### [Exercise details]
Only lines containing the string "your" belong in the answer; copy all of them from the entries.

[Web page and app entries]
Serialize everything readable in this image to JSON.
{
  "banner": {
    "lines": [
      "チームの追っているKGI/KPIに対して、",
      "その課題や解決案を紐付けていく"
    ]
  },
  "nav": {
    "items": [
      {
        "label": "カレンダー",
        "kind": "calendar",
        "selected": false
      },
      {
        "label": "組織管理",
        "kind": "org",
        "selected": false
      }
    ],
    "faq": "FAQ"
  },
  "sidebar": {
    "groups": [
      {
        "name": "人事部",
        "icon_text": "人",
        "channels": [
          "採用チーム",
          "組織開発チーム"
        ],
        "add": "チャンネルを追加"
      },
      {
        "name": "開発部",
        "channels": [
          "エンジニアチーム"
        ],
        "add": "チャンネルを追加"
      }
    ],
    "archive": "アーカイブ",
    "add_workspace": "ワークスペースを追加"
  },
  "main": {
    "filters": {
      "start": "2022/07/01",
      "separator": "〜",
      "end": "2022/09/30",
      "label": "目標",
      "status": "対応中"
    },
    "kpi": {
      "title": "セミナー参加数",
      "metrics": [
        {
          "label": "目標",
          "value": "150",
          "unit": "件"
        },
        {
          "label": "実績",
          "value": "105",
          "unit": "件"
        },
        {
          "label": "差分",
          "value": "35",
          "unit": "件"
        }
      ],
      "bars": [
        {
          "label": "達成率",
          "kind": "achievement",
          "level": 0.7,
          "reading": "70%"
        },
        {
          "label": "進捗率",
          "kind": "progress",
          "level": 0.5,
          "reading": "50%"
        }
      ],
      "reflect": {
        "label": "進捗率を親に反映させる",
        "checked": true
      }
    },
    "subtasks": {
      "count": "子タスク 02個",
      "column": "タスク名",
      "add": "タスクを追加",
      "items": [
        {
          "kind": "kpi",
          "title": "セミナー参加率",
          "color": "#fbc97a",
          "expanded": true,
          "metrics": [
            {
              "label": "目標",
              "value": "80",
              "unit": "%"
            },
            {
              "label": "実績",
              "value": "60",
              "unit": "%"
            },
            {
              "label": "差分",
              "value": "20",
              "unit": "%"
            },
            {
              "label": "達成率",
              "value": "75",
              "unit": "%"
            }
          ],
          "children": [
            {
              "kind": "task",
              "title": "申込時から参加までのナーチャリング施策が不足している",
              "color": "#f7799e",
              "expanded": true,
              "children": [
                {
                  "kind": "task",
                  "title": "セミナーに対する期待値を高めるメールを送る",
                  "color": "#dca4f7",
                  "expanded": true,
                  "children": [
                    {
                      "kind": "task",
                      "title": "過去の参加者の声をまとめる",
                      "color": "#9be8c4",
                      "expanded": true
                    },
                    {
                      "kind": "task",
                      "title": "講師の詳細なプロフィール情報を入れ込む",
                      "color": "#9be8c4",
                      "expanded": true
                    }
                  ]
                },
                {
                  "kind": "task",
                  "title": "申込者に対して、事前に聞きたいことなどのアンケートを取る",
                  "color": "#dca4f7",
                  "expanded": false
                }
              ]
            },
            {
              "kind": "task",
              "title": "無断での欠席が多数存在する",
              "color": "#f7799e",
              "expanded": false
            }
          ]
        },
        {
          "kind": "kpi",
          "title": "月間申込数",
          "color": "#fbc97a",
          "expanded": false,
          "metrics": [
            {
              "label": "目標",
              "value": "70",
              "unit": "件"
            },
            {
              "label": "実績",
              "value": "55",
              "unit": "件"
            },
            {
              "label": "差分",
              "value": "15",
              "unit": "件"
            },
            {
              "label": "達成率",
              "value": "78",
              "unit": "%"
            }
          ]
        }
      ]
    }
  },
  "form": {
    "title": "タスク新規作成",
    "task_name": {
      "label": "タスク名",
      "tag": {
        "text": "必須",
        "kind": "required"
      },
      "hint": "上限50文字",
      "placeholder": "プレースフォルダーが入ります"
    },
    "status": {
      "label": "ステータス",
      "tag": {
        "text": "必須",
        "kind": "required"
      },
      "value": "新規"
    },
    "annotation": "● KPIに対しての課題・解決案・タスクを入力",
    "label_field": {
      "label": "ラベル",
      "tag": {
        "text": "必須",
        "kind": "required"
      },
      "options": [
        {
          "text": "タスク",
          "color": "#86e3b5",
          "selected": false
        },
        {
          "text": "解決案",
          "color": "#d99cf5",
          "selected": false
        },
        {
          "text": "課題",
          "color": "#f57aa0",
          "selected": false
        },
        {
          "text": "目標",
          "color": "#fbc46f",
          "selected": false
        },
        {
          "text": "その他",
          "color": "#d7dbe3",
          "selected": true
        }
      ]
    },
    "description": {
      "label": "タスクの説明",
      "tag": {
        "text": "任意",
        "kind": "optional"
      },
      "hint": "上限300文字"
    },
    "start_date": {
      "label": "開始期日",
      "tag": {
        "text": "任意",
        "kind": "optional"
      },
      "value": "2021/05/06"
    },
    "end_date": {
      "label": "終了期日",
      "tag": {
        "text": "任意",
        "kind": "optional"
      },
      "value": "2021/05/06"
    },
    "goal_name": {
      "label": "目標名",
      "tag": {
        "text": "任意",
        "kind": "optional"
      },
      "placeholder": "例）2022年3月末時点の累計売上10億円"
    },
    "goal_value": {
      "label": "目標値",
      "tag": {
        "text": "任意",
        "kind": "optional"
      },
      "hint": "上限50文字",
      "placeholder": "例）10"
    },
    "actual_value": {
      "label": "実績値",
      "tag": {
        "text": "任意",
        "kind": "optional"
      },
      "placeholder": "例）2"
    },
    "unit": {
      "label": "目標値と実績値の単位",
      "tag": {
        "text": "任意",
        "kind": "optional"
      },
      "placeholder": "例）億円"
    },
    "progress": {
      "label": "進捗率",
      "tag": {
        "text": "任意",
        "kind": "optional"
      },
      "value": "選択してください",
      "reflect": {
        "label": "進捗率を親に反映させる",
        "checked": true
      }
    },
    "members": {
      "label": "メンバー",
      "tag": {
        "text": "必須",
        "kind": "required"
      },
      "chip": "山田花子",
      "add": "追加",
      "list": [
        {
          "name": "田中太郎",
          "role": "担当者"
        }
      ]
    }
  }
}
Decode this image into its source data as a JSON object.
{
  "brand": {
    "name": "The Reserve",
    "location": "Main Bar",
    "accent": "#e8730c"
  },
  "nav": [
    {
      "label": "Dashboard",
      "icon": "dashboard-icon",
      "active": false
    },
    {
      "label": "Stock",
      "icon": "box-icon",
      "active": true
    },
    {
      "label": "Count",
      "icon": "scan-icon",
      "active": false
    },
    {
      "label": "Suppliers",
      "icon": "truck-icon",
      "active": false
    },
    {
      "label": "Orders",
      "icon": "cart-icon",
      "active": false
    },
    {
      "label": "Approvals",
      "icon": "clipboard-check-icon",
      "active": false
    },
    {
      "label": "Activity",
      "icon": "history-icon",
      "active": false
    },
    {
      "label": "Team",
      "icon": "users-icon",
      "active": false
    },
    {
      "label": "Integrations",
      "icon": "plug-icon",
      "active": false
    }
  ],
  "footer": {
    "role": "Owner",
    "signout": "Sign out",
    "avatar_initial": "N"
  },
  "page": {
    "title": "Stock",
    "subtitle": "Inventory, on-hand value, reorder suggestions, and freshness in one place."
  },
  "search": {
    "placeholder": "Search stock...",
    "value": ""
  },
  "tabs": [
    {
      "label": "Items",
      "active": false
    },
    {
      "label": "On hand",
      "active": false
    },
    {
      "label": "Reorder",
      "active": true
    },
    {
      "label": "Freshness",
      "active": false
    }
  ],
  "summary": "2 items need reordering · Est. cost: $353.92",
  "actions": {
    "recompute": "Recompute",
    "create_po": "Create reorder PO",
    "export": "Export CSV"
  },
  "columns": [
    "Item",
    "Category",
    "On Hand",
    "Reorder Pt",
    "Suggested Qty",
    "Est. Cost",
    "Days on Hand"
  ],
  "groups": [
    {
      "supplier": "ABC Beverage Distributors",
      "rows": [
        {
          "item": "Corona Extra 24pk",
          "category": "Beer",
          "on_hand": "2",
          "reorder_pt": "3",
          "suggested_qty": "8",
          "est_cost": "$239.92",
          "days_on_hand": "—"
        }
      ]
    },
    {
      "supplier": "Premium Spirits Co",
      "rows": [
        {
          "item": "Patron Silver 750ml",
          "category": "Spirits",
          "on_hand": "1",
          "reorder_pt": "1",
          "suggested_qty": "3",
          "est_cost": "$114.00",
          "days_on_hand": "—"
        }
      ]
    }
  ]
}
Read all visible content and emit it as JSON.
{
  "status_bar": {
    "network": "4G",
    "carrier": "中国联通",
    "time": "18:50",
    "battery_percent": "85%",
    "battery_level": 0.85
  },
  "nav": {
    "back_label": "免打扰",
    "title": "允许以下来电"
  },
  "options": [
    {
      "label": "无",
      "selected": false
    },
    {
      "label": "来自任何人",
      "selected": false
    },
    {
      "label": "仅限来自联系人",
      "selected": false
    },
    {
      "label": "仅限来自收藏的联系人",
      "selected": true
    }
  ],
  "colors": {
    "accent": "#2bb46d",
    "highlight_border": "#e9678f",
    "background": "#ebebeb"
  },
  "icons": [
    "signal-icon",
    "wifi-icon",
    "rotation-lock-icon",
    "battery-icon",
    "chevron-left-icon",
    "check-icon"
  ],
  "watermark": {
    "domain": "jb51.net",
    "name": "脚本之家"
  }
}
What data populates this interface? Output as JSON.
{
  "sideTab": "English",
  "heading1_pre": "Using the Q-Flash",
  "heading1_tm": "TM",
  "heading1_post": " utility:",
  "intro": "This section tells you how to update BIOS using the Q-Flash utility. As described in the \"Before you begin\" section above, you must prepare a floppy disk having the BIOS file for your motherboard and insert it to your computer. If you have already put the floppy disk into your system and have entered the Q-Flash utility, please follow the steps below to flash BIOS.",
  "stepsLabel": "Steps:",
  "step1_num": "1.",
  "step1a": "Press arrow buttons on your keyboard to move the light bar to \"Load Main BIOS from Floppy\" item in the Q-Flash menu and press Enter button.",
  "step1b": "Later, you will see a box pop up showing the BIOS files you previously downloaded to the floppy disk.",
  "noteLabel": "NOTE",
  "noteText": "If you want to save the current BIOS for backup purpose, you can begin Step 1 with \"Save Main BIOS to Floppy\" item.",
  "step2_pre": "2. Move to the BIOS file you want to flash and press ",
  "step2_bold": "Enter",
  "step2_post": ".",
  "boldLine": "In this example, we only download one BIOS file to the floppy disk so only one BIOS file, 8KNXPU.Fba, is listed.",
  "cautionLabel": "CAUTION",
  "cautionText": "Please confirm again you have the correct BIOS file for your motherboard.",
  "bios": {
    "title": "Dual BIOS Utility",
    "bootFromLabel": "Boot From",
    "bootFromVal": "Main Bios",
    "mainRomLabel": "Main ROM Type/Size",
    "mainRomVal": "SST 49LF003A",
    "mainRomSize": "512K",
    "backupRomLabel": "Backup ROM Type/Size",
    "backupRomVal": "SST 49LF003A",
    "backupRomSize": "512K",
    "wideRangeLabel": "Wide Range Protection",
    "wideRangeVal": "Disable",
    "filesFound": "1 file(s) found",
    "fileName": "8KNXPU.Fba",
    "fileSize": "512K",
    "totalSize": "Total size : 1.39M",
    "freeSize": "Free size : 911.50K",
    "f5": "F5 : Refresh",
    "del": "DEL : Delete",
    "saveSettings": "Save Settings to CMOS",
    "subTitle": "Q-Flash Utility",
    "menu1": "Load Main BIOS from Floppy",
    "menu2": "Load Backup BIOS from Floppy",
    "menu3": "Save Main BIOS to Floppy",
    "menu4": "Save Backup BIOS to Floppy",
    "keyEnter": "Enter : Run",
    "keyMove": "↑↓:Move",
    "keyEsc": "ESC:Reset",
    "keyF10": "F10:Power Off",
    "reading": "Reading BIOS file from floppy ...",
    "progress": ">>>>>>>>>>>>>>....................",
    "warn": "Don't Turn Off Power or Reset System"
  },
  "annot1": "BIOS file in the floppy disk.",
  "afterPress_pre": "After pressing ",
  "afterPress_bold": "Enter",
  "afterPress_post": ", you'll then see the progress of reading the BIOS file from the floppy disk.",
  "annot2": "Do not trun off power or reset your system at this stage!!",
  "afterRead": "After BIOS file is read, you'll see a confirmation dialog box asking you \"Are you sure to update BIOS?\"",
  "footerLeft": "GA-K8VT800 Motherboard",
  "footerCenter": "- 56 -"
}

### [Response to this exercise]
  "intro": "This section tells you how to update BIOS using the Q-Flash utility. As described in the \"Before you begin\" section above, you must prepare a floppy disk having the BIOS file for your motherboard and insert it to your computer. If you have already put the floppy disk into your system and have entered the Q-Flash utility, please follow the steps below to flash BIOS.",
  "step1a": "Press arrow buttons on your keyboard to move the light bar to \"Load Main BIOS from Floppy\" item in the Q-Flash menu and press Enter button.",
  "cautionText": "Please confirm again you have the correct BIOS file for your motherboard.",
  "annot2": "Do not trun off power or reset your system at this stage!!",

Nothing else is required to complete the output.